Three to four times a year, I make a work pilgrimage to Southern France. Located in the hills south of the alps is where we are building a new plant. Almost every time that we make this trip, the preferred place to stay during our time in France is the town of Aix-En-Provence, well known for the landscapes and focal point for many impressionist painters.
Today Aix En Provence is the known as the judiciary city of this area of Southern France, as well as a major arts town for college bound students. Aix forms an interesting mix of a fairly young population, old architecture, and a travel destination for many foreign travelers. Since I do spend a lot of time in Aix, I've gotten to know it fairly well over the past few years.
If you goal is to purely visit Aix, then you'll want to get there by one of two methods. France's high speed train system, the TGV, stops about 10-15 minutes outside of the city at the Aix TGV Station. Your other option is to make use of the Marseille Airport, which is my preferred option. Both the airport and the TGV station are serviced by the same bus. Extra buses run to the TGV station, but you can easily grab a bus from the airport every 30 minutes. If you plan to visit more than just Aix, you may want to rent a car. In this case, I suggest going to the airport where rental cars are available.
Once arriving in Aix by bus or other means, you'll want to get settled in. The city boasts many options for lodging. Personally my preferred place to stay is the Renaissance Hotel, this is pretty much the only major hotel chain located in the center of the city. Other options exist outside the city for major chains, but are rarely have easy access to downtown where most people would like to explore. If you don't mind giving up your hotel points, there are some small boutique hotels to try.
I often stay at the Hotel Rotonde when my first option is too expensive. Hotel Rotonde is small, and wouldn't be a good option normally in my opinion. The problems start with cleaning staff who rarely are consistent on the way rooms are cleaned, or even if you get soap refilled. Secondly, and my most major grip, is that you are required to leave your room key with the front desk... though they ask for no identification when you return and ask for the key... this doesn't make me exactly feel safe about my belongings in the room. One the positive side, there is a breakfast setup every morning in the lobby.
If any of this doesn't sound appealing, there is another option in the Hotel des Augustines, which is a converted chapel. Personally I have not stayed here, but I will consider it on my next visit since the Rotonde has not been a good experience lately. Hotel des Augustines is a place many of my co-workers stay at and with the old stonework throughout the building, it is supposed to be a beautiful place to stay inside and out.
Downtown Aix is beautiful, starting at the main roundabout at the center of the city. A huge fountain graces the center of the roundabout, while busy this fountain looks amazing during the winter when water is replaced by Christmas lights mimicking the flow of water.
Surrounding the fountain is a plethora of restaurants.
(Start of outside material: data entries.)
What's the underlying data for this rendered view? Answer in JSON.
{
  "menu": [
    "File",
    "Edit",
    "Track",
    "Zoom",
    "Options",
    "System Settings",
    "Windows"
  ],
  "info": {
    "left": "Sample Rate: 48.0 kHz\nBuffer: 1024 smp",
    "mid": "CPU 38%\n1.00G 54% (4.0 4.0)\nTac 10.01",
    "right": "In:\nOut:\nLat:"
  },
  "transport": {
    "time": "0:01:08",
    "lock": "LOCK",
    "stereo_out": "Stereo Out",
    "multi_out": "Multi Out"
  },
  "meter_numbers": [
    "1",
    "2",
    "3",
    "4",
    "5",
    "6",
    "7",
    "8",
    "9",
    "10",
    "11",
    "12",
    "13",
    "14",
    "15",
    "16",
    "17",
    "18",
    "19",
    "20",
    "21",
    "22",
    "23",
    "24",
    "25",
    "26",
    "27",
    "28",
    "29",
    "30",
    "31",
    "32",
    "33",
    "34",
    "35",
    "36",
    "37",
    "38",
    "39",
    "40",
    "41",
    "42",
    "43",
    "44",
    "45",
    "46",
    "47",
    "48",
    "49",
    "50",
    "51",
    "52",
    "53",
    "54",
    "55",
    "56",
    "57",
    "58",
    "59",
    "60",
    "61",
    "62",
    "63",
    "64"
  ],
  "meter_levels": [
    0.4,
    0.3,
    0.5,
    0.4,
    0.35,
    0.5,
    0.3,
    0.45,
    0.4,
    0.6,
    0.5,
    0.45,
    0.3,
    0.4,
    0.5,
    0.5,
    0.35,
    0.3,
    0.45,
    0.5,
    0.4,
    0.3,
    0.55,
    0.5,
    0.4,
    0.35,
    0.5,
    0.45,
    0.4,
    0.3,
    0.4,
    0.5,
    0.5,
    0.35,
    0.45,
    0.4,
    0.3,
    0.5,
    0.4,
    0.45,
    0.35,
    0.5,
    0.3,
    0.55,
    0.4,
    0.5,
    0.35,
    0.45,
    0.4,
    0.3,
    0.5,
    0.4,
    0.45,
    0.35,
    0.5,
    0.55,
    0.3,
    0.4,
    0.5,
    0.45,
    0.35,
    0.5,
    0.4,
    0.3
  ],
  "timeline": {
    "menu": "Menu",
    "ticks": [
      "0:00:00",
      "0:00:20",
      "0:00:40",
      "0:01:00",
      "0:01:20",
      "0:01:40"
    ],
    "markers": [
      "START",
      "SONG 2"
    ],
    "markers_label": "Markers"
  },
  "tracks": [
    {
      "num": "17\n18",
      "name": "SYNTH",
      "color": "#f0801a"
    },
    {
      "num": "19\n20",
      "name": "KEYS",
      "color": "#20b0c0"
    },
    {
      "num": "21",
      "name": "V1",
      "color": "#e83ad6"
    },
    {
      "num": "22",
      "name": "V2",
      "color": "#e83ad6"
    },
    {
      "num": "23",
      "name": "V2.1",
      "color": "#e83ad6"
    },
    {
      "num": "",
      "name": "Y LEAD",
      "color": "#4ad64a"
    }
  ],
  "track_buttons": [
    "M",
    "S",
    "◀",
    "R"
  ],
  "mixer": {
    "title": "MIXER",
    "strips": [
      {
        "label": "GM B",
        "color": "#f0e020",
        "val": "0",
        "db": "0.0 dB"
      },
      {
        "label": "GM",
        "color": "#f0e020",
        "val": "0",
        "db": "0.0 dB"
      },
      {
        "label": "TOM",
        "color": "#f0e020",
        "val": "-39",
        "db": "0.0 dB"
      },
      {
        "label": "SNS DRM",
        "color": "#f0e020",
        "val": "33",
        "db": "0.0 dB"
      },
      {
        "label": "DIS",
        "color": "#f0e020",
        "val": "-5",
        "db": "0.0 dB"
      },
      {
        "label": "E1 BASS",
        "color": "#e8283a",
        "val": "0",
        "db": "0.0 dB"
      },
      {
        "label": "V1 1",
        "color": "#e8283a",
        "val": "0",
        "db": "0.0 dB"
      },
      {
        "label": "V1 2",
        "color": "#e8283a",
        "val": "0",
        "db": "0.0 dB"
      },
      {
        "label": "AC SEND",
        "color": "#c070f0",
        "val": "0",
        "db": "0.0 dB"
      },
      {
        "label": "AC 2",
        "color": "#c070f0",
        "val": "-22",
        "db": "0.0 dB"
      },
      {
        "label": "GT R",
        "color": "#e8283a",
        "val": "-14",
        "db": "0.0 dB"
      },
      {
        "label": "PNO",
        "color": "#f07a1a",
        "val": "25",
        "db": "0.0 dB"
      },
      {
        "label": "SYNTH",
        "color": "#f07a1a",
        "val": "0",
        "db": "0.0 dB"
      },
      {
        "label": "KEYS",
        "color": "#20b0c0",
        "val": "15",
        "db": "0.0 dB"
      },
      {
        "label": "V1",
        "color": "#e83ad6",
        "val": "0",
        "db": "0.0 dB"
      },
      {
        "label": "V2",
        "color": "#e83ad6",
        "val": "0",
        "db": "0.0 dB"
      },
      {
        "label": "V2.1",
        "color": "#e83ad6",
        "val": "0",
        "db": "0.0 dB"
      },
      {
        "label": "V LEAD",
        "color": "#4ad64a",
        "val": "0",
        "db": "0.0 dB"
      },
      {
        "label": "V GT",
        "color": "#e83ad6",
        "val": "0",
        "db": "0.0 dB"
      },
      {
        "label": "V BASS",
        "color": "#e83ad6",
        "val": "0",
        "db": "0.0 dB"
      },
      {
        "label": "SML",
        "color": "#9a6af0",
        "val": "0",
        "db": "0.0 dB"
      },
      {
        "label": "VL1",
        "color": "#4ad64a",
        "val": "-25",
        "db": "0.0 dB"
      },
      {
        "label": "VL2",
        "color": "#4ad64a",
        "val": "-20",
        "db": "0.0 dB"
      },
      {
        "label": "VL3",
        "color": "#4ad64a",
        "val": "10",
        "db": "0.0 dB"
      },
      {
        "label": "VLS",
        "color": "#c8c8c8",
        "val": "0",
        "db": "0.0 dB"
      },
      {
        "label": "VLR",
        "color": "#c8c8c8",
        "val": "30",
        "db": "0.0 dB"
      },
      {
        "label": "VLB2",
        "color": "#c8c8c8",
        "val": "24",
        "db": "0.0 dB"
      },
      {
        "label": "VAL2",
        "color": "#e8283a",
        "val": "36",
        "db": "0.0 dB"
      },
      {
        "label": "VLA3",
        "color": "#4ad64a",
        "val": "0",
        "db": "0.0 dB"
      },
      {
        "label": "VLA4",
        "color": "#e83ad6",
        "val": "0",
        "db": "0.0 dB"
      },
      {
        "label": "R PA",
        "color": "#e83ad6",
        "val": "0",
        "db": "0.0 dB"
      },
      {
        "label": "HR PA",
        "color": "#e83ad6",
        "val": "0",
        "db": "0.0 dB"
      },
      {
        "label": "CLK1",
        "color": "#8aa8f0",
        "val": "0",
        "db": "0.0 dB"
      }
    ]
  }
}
The French are well known for their food, and with good reason, it is incredible. Almost any option is offered in this area. Explore the side streets and alleys here as they continue on like a labyrinth, continuing off in all directions, but still full of shops and restaurants. From hamburgers in crepes, to tapas, to pizza, just walk in any direction to find amazing food.
On the east side of the foutain is a street called Cours Mirabeau. During the evening hours, be sure to get there before 7pm though, the streets are lined with wooden booths where vendors sell anything from incredibly detailed chocolate, to Russian nesting dolls. This is where you can buy from local vendors, and some very unique items. Really this is the place to go at least one night to see all of the wares.
The 7pm thing has held very true over the many times I've visited. Now I tend to go around the winter, so I'm not sure if the longer days bring later hours, but almost every store is closed by 7pm. Grocery stores stay open a little later, but make sure you check the hours since these hours are nothing like what you would see in the United States. Restaurants are also open late as French dining is filled with conversation and often stretches more than 2 hours.
Aix promises an experience for any visitng southern France. Alps to the north, museums in the city, old arcitechture and amazing back street alleys. If you are thinking about southern France, make Aix a stop on the trip, or even the place you come back to every night.